In addition to using authors and employees to spot new trends, Wiley has long been one of the most active participants in industry organizations, something W. Bradford strongly supported. In W. Bradford's mind, by joining Wiley, "you became a citizen of the publishing industry," Pesce explains. It wasn't just an altruistic spirit that made W. Bradford Wiley encourage the company's participation in industry matters. "He knew that for a modest dues fee, he could make Wiley more influential in the industry," Pesce says. Whatever the motivation, AAP president Pat Schroeder is appreciative of Wiley's efforts. "Wiley understands that the only place you can really move the industry is as part of an organization," Schroeder says. "We can do things individuals can't." Schroeder notes that Wiley is among the association's most active members and has had three different executives serve as chair: W. Bradford Wiley, Andrew Neilly and Charles Ellis; Deborah Wiley, sister of Peter and Brad II, is currently chair of the International Copyright Enforcement committee.

As the year-long 200th anniversary celebration winds down—there have been parties and events around the world in all Wiley locations—the Wileys have no plans to withdraw from the business. A seventh generation, Jesse Wiley, is an assistant editor in the professional/trade division, and Peter Wiley says the family expects to keep the company for at least one more generation, noting that as long as family ownership can bring value to shareholders, customers and employees, he sees no reason to change a winning combination.

1807Charles Wiley opens print shop in New York City1814
Begins publishing books, and becomes publisher of Washington Irving and James Fenimore Cooper
John Wiley takes over business following the death of his father
With partner George Palmer Putnam, Wiley establishes London office
Ends association with Putnam and broadens list to include nonfiction and professional works
John's son Charles joins the firm, forming John Wiley & Son
William Halsted Wiley joins the company, creating John Wiley & Sons
John Wiley dies and William Halsted Wiley becomes head of the company
Sales top $1 million, and under William O. Wiley, the company branches into science and business
W. Bradford Wiley, who joined the company in 1932, becomes president
Wiley opens first international subsidiary, in London
Wiley becomes publicly traded company
Sales top $30 million and company has locations in Mexico, South America, Australia, Japan and Canada
Acquires Alan R. Liss Inc.
Brad Wiley II succeeds his father as chairman
Acquires 90% interest in German publisher VCH
Acquires Van Nostrand Reinhold
Acquires college textbooks in selected areas from Pearson Education.
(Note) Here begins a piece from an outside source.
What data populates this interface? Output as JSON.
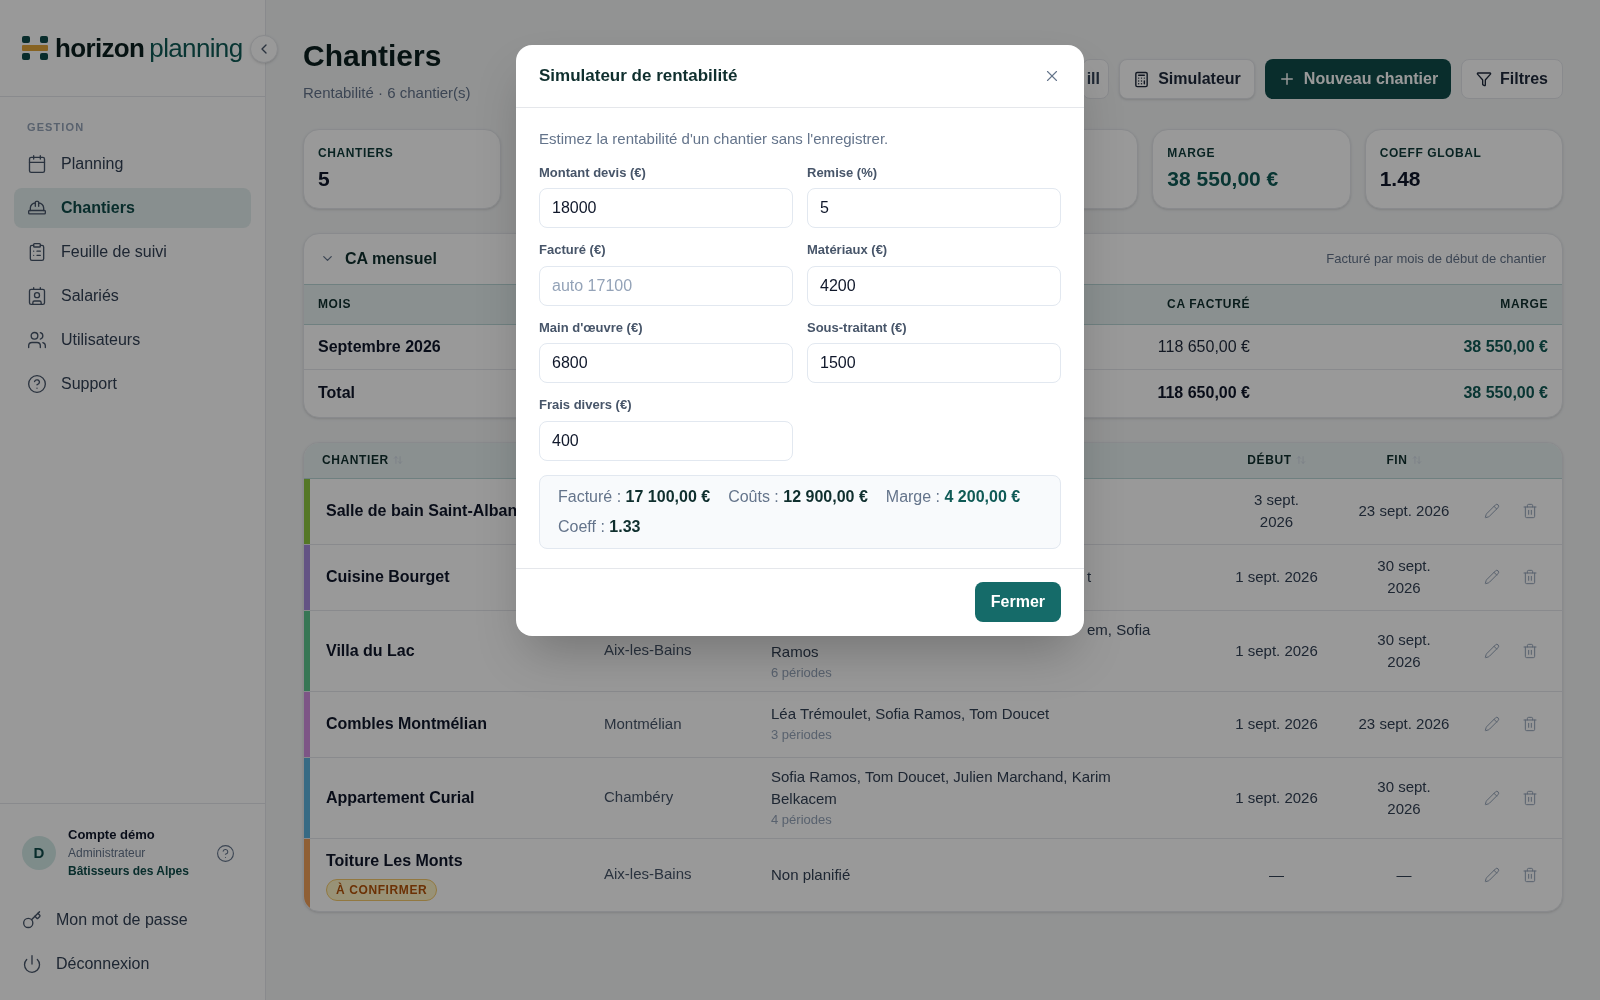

Also buys Jossey-Bass and J.K. Lasser
Acquires Hungry Minds, its largest acquisition to date
Peter Booth Wiley succeeds Brad Wiley as chairman. Moves headquarters from New York City to Hoboken, N.J.
Revenue tops $1 billion and company makes its largest acquisition, Blackwell Publishing

Stock Structure Key to Control
The Wiley family maintains control over the company due mainly to a corporate structure that has two classes of stock, a strategy used by many media companies with family ownership, including the New York Times. According to Wiley's most recent proxy statement, the E.P. Hamilton Trusts own 8.1 million Wiley Class B shares, or 82% of all Class B shares, giving the Trusts 55% of the shareholder vote. The directors of the Hamilton Trusts are Brad Wiley II, Peter Booth Wiley and Deborah Wiley. The Class B shareholders elect seven of the 10 members of the board of directors, with Class A shareholders electing three others. Currently, Brad Wiley II and Peter Booth Wiley are on the board, along with CEO Will Pesce. The remaining seven directors are from outside the company.

Although a Wiley has always chaired the company since it went public in 1962, no member of the family has served as CEO since W. Bradford Wiley handed over the reins to Andrew Neilly in 1979. Neilly was followed as CEO in 1988 by Ruth McMullin, who served two years before giving way to Charles Ellis. Pesce took over from Ellis in 1998.